[Required work]
Would you please copy every line from the records that contains the word "true"?
======== Source data
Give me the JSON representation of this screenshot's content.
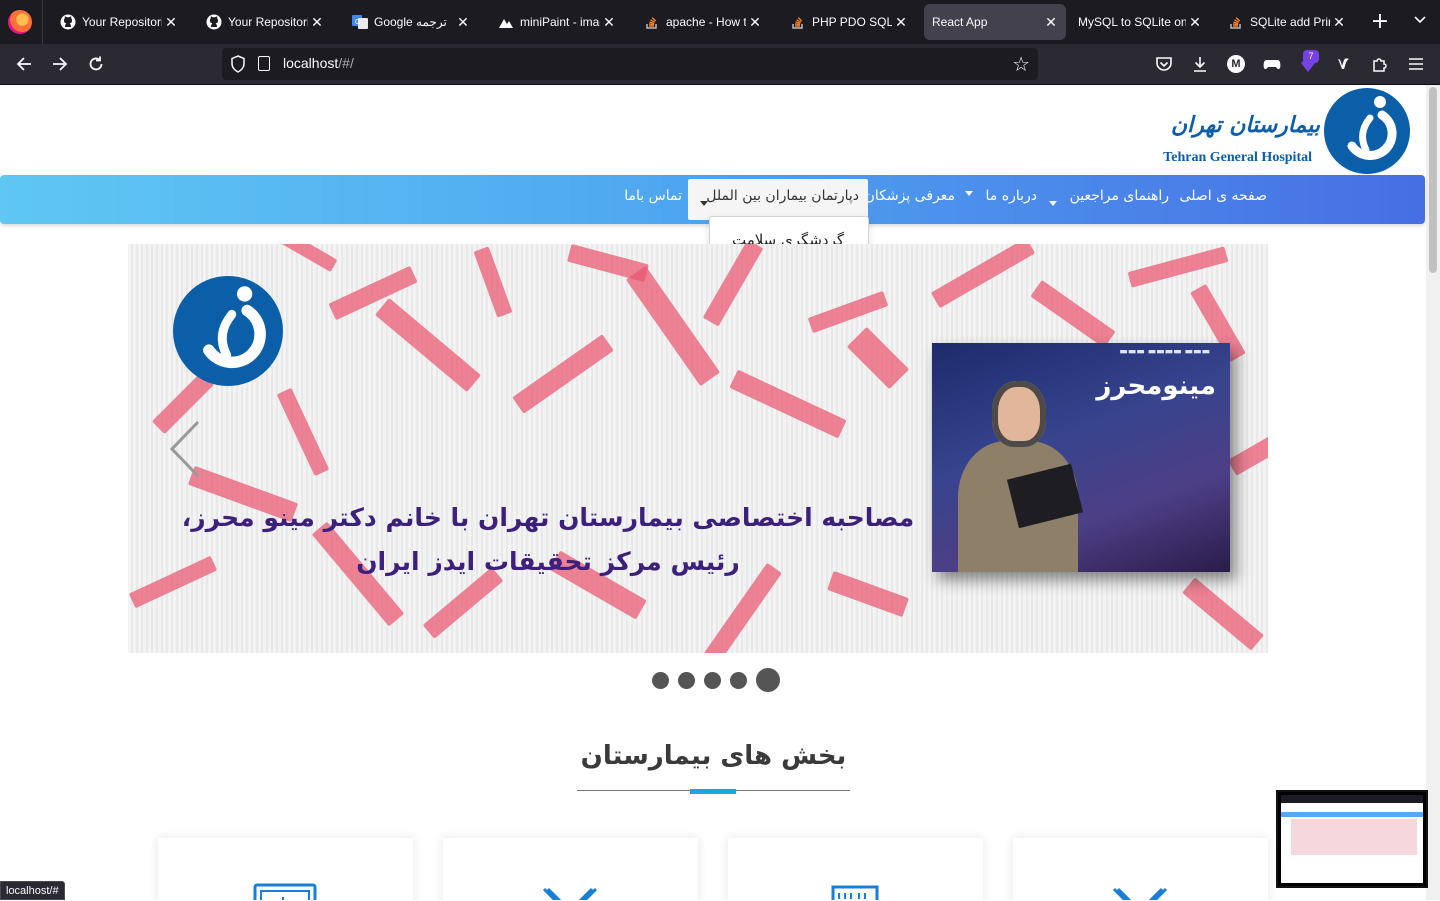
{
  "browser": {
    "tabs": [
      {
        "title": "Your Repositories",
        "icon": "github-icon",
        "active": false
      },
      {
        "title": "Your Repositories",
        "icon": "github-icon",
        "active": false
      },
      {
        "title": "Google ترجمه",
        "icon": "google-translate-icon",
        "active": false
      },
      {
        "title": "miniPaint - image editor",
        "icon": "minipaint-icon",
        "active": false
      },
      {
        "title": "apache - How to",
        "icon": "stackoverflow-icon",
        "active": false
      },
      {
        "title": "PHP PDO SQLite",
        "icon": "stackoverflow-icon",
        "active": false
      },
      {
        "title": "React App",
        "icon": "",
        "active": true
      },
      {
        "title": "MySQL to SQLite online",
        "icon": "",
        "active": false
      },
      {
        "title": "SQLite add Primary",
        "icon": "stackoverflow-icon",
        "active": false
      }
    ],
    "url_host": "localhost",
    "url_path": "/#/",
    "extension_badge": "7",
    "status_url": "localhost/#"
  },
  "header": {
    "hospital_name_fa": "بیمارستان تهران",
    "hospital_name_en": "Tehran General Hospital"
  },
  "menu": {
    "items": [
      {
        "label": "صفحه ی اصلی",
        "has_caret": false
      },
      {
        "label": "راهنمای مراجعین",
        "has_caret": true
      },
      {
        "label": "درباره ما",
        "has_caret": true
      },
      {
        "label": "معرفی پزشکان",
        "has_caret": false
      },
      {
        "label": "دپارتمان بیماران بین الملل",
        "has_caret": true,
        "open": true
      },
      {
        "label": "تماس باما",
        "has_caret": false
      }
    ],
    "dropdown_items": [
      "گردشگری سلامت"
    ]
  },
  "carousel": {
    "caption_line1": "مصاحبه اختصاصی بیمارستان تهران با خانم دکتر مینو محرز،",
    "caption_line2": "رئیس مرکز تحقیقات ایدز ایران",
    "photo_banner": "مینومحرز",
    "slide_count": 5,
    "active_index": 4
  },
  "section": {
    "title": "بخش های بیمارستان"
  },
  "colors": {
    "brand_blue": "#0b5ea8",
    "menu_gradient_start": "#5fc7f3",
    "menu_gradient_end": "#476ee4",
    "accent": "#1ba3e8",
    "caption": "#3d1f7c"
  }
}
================
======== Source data
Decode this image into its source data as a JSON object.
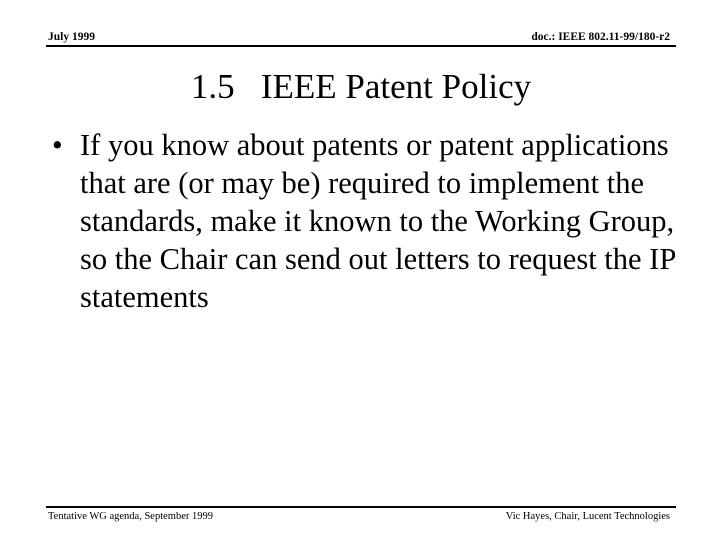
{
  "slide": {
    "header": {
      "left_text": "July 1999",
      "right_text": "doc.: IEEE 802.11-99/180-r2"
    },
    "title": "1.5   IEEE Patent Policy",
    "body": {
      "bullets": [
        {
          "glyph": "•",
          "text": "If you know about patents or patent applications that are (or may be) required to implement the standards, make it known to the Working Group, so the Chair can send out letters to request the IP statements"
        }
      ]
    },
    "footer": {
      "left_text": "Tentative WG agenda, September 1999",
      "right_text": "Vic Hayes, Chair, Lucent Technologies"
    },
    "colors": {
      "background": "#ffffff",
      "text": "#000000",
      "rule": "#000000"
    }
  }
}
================
[Task result]
        "active": true
        "has_caret": true
        "has_caret": true
        "has_caret": true,
        "open": true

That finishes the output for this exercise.